In San Francisco Wednesday, Google just kicked off I/O, its annual conference for developers with the audiovisual bombast that's customary at these sorts of events. But underneath the music, behind the pulsing screens, a question lurked: What does it mean to be a "developer"? Who is Google speaking to?
I'd argue that the definition of "developer" is expanding to embrace a larger and larger set of people, people who previously thought of themselves merely as technology enthusiasts or heavy users of technology at home and in the workplace. And Google is at the forefront of pushing this redefinition.
Google executives Vic Gundotra and Sundar Pichai hinted at the expansiveness of I/O's reach. We've heard that some 7,500 developers are registered for this year's event. Gundotra, a longtime champion of developers at Google, noted that 1 million people were watching the live stream. (That's him in the image above.) And Pichai hinted at the explosion of post-PC, post-smartphone, post-tablet devices for which we might build experiences soon: Google Glass, smart watches, and other wearable-computing gadgets.
It's All About The Tools
A software developer, in the Microsoft era, was someone who wrote applications for a desktop PC.
Now, we get computing devices through an explosion of screens, from TVs to big monitors on our desktops to tablets and smartphones. Google Glass and the Pebble smart watch give us even smaller screens—just enough room for blips of information. There are simply too many ways of delivering digital experiences for anyone to dedicate developers to each one.
That means that we need more and more layers of abstraction around the development of software. At I/O, Google showed off one such tool, called Android Studio, which aims to simplify the frustrating process of figuring out what screen an Android user might have. It was launched to big applause.
A new developer console for Google Play, Google's store for Android apps, tells developers when they're getting a lot of users in a specific country—and even offers a translation service to adapt apps to speak those users' language.
But Google also seems to be recognizing that there's a set of people who need simpler tools. Take its mobile content recommendations tool, which people can add to a website with a single line of code, like dropping in a YouTube video.
Think of managing a YouTube channel, or a page on the Google+ social network: Those, too, in a sense are working in code, though at a very high level.
As is anyone publishing a website. Google's tools for webmasters, aimed at helping them make sure users can find their pages in Web search, can be thought of as another form of access to Google's platform. Those are slowly getting woven into Google+, as are Google-linked Android and Web apps, which can now use Google+ to let users log in and share activity with friends.
And for that matter, Android smartphone owners who simply download an app are, when you think about it, reprogramming an incredibly powerful computing device. That's working with code, whether or not they think of it as such.
Services At Your Fingertips
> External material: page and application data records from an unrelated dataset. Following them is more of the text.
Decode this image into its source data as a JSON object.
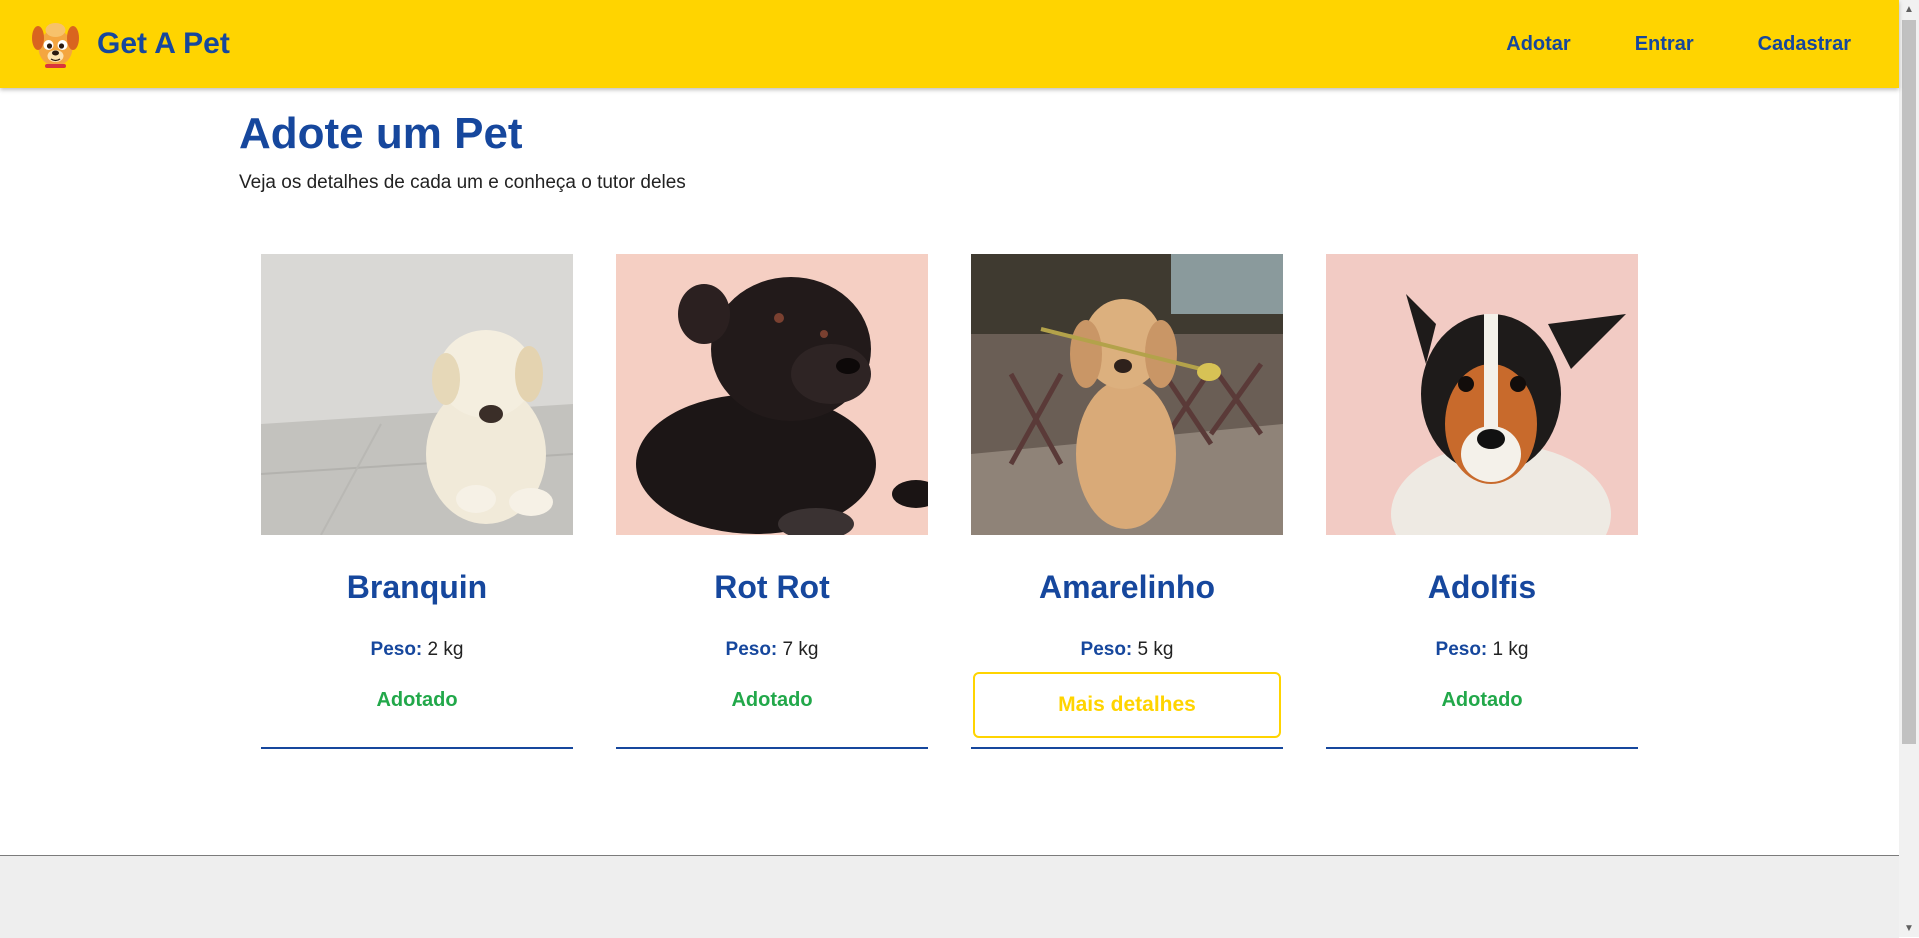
{
  "brand": {
    "title": "Get A Pet",
    "logo_icon": "dog-face-icon"
  },
  "nav": {
    "items": [
      {
        "label": "Adotar"
      },
      {
        "label": "Entrar"
      },
      {
        "label": "Cadastrar"
      }
    ]
  },
  "main": {
    "title": "Adote um Pet",
    "subtitle": "Veja os detalhes de cada um e conheça o tutor deles"
  },
  "pets": [
    {
      "name": "Branquin",
      "weight_label": "Peso:",
      "weight": "2 kg",
      "status": "Adotado",
      "photo_icon": "cream-puppy-photo"
    },
    {
      "name": "Rot Rot",
      "weight_label": "Peso:",
      "weight": "7 kg",
      "status": "Adotado",
      "photo_icon": "black-dog-photo"
    },
    {
      "name": "Amarelinho",
      "weight_label": "Peso:",
      "weight": "5 kg",
      "action": "Mais detalhes",
      "photo_icon": "golden-dog-with-flower-photo"
    },
    {
      "name": "Adolfis",
      "weight_label": "Peso:",
      "weight": "1 kg",
      "status": "Adotado",
      "photo_icon": "terrier-dog-photo"
    }
  ],
  "colors": {
    "navbar": "#ffd400",
    "primary": "#16479d",
    "adopted": "#22a84a",
    "footer": "#eeeeee"
  }
}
We're only seeing glimmerings of how Google might pull this all together. But consider how, say, a music-video app might interact with Google. It might well use YouTube for distribution and discovery, as well as having a Google+ page. It might use Google+ for sign-in and activity sharing, so when people search for an artist's name, videos watched by friends pop to the top of search results. For mobile, it would certainly have an Android version, sold through the Google Play store, of course.
That's a staggering array of Google services that one app developer might need to touch. And it's hard to imagine that any single developer, or even a team of developers, might be able to learn how to use them in great depth. That means Google will need to deliver more simple ways of accessing the power of its computing platforms.
There will always be a need for highly sophisticated programmers who dive deep into code, plumb the depths of computing architecture, and probe the limits of what's possible.
But for the rest of us, who just want to do something amazing and make use of Google's tools while doing it, one line of code sounds awfully nice.
Photo by Nick Statt for ReadWrite